### [ASSIGNED TASK]
Please return every line in the entries below with the word "Attack" in it.
──────── TASK INPUTS
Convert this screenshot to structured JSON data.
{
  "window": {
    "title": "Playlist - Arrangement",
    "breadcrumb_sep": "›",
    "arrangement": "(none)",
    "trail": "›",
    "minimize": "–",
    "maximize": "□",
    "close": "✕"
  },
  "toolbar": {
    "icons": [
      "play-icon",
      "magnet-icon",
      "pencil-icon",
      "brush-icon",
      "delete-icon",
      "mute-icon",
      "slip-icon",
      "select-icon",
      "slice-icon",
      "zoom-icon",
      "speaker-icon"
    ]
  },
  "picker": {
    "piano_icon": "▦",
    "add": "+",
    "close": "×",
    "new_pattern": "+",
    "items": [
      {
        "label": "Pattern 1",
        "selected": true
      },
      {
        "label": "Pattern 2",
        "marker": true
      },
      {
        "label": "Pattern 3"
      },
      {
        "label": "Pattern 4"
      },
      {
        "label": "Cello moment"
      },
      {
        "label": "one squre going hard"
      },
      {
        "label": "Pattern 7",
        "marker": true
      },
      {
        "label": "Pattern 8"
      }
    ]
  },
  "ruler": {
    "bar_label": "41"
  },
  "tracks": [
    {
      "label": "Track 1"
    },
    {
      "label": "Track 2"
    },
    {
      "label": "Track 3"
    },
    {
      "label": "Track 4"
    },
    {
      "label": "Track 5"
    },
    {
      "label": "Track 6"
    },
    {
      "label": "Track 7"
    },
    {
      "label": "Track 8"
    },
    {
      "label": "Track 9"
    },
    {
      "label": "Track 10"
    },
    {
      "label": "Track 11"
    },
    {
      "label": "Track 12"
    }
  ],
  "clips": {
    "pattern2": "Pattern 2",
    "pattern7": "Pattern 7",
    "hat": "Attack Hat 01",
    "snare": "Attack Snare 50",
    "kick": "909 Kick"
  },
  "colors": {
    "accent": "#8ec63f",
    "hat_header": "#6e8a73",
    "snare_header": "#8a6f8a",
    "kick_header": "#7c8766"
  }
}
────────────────
### [ANSWER BOX]
    "hat": "Attack Hat 01",
    "snare": "Attack Snare 50",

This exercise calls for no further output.